Earlier this month, the Indian parliament proposed the creation of a civil institution, known as a lokpal, to reduce the country's endemic corruption. Hazare opposes the bill, saying it would not hold many government officials, including the prime minister, or the judiciary accountable for corrupt practices.
Hazare responded to the prime minister's comments Thursday, saying he will break his fast only if parliament begins discussing his anti-corruption proposals on Friday. The proposals include the demand that low-level bureaucrats be subject to graft probes.
The activist has been encamped in an open-air venue in New Delhi with thousands of supporters. Hazare began fasting in support of tougher anti-corruption legislation on August 16.
Senior government ministers have held talks with Hazare's aides, but little progress has been made so far.
In the meantime, Mr. Singh's government and members of the opposition have urged Hazare to let doctors feed him intravenously, but the activist has refused.

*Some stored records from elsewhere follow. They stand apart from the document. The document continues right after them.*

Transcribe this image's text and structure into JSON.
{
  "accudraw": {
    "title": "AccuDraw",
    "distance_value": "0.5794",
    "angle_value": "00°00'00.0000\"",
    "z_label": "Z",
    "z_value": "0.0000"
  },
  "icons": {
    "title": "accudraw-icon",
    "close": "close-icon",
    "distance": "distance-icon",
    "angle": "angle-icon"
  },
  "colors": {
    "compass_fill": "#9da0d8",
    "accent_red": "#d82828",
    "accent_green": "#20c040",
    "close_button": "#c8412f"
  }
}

On Wednesday, Hazare told supporters he has lost six kilograms and that his kidney is affected but that they should not worry. His hunger strike has triggered huge anti-corruption protests throughout India.
Popular outrage over corruption has grown steadily in India over the past year, as a series of high-profile corruption scandals has made national headlines. They include the sale of telecommunications licenses at below market value and numerous financial irregularities in India's hosting of the Commonwealth Games last year.